### The records
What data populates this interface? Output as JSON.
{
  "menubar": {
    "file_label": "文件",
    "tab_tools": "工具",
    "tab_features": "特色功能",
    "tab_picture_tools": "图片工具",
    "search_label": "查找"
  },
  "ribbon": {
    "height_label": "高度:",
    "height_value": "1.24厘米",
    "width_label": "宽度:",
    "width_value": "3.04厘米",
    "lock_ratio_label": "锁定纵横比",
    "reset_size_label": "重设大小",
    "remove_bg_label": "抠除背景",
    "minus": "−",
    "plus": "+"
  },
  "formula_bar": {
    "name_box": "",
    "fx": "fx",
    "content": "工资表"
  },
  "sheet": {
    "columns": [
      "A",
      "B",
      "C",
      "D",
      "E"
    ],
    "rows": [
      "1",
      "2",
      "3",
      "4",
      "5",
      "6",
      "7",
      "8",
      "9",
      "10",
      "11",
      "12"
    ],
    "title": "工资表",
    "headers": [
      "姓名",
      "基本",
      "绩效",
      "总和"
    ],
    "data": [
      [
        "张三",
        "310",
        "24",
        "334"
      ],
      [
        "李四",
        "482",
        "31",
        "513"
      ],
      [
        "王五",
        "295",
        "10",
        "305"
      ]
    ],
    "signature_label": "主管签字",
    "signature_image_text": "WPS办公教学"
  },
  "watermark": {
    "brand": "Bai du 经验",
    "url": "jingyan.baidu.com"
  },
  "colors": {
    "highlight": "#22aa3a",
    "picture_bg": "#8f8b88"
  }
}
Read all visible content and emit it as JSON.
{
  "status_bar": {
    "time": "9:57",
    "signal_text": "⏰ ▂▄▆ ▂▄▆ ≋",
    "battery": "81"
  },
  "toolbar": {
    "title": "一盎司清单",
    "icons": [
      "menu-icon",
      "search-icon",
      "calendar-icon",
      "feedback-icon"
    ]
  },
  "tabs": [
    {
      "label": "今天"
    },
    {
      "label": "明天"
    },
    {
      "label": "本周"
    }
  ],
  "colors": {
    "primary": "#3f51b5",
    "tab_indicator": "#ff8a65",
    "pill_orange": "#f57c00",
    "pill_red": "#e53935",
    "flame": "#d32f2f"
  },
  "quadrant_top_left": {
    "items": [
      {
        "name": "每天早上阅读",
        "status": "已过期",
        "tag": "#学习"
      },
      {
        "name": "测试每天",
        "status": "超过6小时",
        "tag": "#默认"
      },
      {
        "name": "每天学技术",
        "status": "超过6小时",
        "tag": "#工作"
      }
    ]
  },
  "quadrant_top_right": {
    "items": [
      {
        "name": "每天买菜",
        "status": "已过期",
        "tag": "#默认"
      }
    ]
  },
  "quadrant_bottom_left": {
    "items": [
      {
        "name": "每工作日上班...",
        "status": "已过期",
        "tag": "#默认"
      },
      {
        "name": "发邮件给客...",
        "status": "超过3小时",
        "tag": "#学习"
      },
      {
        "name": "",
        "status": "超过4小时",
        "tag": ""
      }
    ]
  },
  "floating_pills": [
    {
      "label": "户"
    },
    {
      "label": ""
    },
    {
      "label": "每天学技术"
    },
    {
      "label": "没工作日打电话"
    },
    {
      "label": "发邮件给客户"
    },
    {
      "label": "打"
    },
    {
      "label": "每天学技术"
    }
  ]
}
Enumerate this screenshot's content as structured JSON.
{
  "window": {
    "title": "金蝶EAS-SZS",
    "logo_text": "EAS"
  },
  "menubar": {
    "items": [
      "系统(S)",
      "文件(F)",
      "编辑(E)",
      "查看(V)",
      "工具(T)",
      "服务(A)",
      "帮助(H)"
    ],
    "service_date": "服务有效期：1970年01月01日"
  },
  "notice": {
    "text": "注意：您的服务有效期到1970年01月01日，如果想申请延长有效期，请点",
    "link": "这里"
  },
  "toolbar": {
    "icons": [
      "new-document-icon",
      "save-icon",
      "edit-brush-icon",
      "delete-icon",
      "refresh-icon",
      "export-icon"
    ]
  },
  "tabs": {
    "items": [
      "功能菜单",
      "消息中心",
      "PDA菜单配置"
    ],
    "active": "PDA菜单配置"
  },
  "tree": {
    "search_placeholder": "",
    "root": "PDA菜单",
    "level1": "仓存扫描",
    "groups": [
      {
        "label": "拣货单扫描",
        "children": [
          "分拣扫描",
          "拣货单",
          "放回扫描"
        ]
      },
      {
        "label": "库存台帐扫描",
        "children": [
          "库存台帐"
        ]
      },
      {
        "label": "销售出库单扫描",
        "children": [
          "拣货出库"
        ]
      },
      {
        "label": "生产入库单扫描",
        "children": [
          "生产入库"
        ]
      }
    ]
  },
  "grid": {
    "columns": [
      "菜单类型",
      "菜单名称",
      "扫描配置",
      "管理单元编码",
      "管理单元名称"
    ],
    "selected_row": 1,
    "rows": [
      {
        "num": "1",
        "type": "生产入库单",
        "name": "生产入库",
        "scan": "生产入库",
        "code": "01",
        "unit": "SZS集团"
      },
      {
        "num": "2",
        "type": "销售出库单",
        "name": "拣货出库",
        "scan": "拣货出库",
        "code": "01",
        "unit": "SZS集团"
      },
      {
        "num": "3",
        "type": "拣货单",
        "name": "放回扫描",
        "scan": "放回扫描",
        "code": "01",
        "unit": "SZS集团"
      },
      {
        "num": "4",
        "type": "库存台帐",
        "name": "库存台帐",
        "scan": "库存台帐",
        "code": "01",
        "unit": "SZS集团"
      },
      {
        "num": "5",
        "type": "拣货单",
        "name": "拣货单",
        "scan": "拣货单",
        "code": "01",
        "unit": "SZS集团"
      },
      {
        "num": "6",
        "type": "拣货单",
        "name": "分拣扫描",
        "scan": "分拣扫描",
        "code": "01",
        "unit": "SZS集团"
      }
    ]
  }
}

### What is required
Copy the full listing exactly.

### Exercise answer
What data populates this interface? Output as JSON.
{
  "menubar": {
    "file_label": "文件",
    "tab_tools": "工具",
    "tab_features": "特色功能",
    "tab_picture_tools": "图片工具",
    "search_label": "查找"
  },
  "ribbon": {
    "height_label": "高度:",
    "height_value": "1.24厘米",
    "width_label": "宽度:",
    "width_value": "3.04厘米",
    "lock_ratio_label": "锁定纵横比",
    "reset_size_label": "重设大小",
    "remove_bg_label": "抠除背景",
    "minus": "−",
    "plus": "+"
  },
  "formula_bar": {
    "name_box": "",
    "fx": "fx",
    "content": "工资表"
  },
  "sheet": {
    "columns": [
      "A",
      "B",
      "C",
      "D",
      "E"
    ],
    "rows": [
      "1",
      "2",
      "3",
      "4",
      "5",
      "6",
      "7",
      "8",
      "9",
      "10",
      "11",
      "12"
    ],
    "title": "工资表",
    "headers": [
      "姓名",
      "基本",
      "绩效",
      "总和"
    ],
    "data": [
      [
        "张三",
        "310",
        "24",
        "334"
      ],
      [
        "李四",
        "482",
        "31",
        "513"
      ],
      [
        "王五",
        "295",
        "10",
        "305"
      ]
    ],
    "signature_label": "主管签字",
    "signature_image_text": "WPS办公教学"
  },
  "watermark": {
    "brand": "Bai du 经验",
    "url": "jingyan.baidu.com"
  },
  "colors": {
    "highlight": "#22aa3a",
    "picture_bg": "#8f8b88"
  }
}
Read all visible content and emit it as JSON.
{
  "status_bar": {
    "time": "9:57",
    "signal_text": "⏰ ▂▄▆ ▂▄▆ ≋",
    "battery": "81"
  },
  "toolbar": {
    "title": "一盎司清单",
    "icons": [
      "menu-icon",
      "search-icon",
      "calendar-icon",
      "feedback-icon"
    ]
  },
  "tabs": [
    {
      "label": "今天"
    },
    {
      "label": "明天"
    },
    {
      "label": "本周"
    }
  ],
  "colors": {
    "primary": "#3f51b5",
    "tab_indicator": "#ff8a65",
    "pill_orange": "#f57c00",
    "pill_red": "#e53935",
    "flame": "#d32f2f"
  },
  "quadrant_top_left": {
    "items": [
      {
        "name": "每天早上阅读",
        "status": "已过期",
        "tag": "#学习"
      },
      {
        "name": "测试每天",
        "status": "超过6小时",
        "tag": "#默认"
      },
      {
        "name": "每天学技术",
        "status": "超过6小时",
        "tag": "#工作"
      }
    ]
  },
  "quadrant_top_right": {
    "items": [
      {
        "name": "每天买菜",
        "status": "已过期",
        "tag": "#默认"
      }
    ]
  },
  "quadrant_bottom_left": {
    "items": [
      {
        "name": "每工作日上班...",
        "status": "已过期",
        "tag": "#默认"
      },
      {
        "name": "发邮件给客...",
        "status": "超过3小时",
        "tag": "#学习"
      },
      {
        "name": "",
        "status": "超过4小时",
        "tag": ""
      }
    ]
  },
  "floating_pills": [
    {
      "label": "户"
    },
    {
      "label": ""
    },
    {
      "label": "每天学技术"
    },
    {
      "label": "没工作日打电话"
    },
    {
      "label": "发邮件给客户"
    },
    {
      "label": "打"
    },
    {
      "label": "每天学技术"
    }
  ]
}
Enumerate this screenshot's content as structured JSON.
{
  "window": {
    "title": "金蝶EAS-SZS",
    "logo_text": "EAS"
  },
  "menubar": {
    "items": [
      "系统(S)",
      "文件(F)",
      "编辑(E)",
      "查看(V)",
      "工具(T)",
      "服务(A)",
      "帮助(H)"
    ],
    "service_date": "服务有效期：1970年01月01日"
  },
  "notice": {
    "text": "注意：您的服务有效期到1970年01月01日，如果想申请延长有效期，请点",
    "link": "这里"
  },
  "toolbar": {
    "icons": [
      "new-document-icon",
      "save-icon",
      "edit-brush-icon",
      "delete-icon",
      "refresh-icon",
      "export-icon"
    ]
  },
  "tabs": {
    "items": [
      "功能菜单",
      "消息中心",
      "PDA菜单配置"
    ],
    "active": "PDA菜单配置"
  },
  "tree": {
    "search_placeholder": "",
    "root": "PDA菜单",
    "level1": "仓存扫描",
    "groups": [
      {
        "label": "拣货单扫描",
        "children": [
          "分拣扫描",
          "拣货单",
          "放回扫描"
        ]
      },
      {
        "label": "库存台帐扫描",
        "children": [
          "库存台帐"
        ]
      },
      {
        "label": "销售出库单扫描",
        "children": [
          "拣货出库"
        ]
      },
      {
        "label": "生产入库单扫描",
        "children": [
          "生产入库"
        ]
      }
    ]
  },
  "grid": {
    "columns": [
      "菜单类型",
      "菜单名称",
      "扫描配置",
      "管理单元编码",
      "管理单元名称"
    ],
    "selected_row": 1,
    "rows": [
      {
        "num": "1",
        "type": "生产入库单",
        "name": "生产入库",
        "scan": "生产入库",
        "code": "01",
        "unit": "SZS集团"
      },
      {
        "num": "2",
        "type": "销售出库单",
        "name": "拣货出库",
        "scan": "拣货出库",
        "code": "01",
        "unit": "SZS集团"
      },
      {
        "num": "3",
        "type": "拣货单",
        "name": "放回扫描",
        "scan": "放回扫描",
        "code": "01",
        "unit": "SZS集团"
      },
      {
        "num": "4",
        "type": "库存台帐",
        "name": "库存台帐",
        "scan": "库存台帐",
        "code": "01",
        "unit": "SZS集团"
      },
      {
        "num": "5",
        "type": "拣货单",
        "name": "拣货单",
        "scan": "拣货单",
        "code": "01",
        "unit": "SZS集团"
      },
      {
        "num": "6",
        "type": "拣货单",
        "name": "分拣扫描",
        "scan": "分拣扫描",
        "code": "01",
        "unit": "SZS集团"
      }
    ]
  }
}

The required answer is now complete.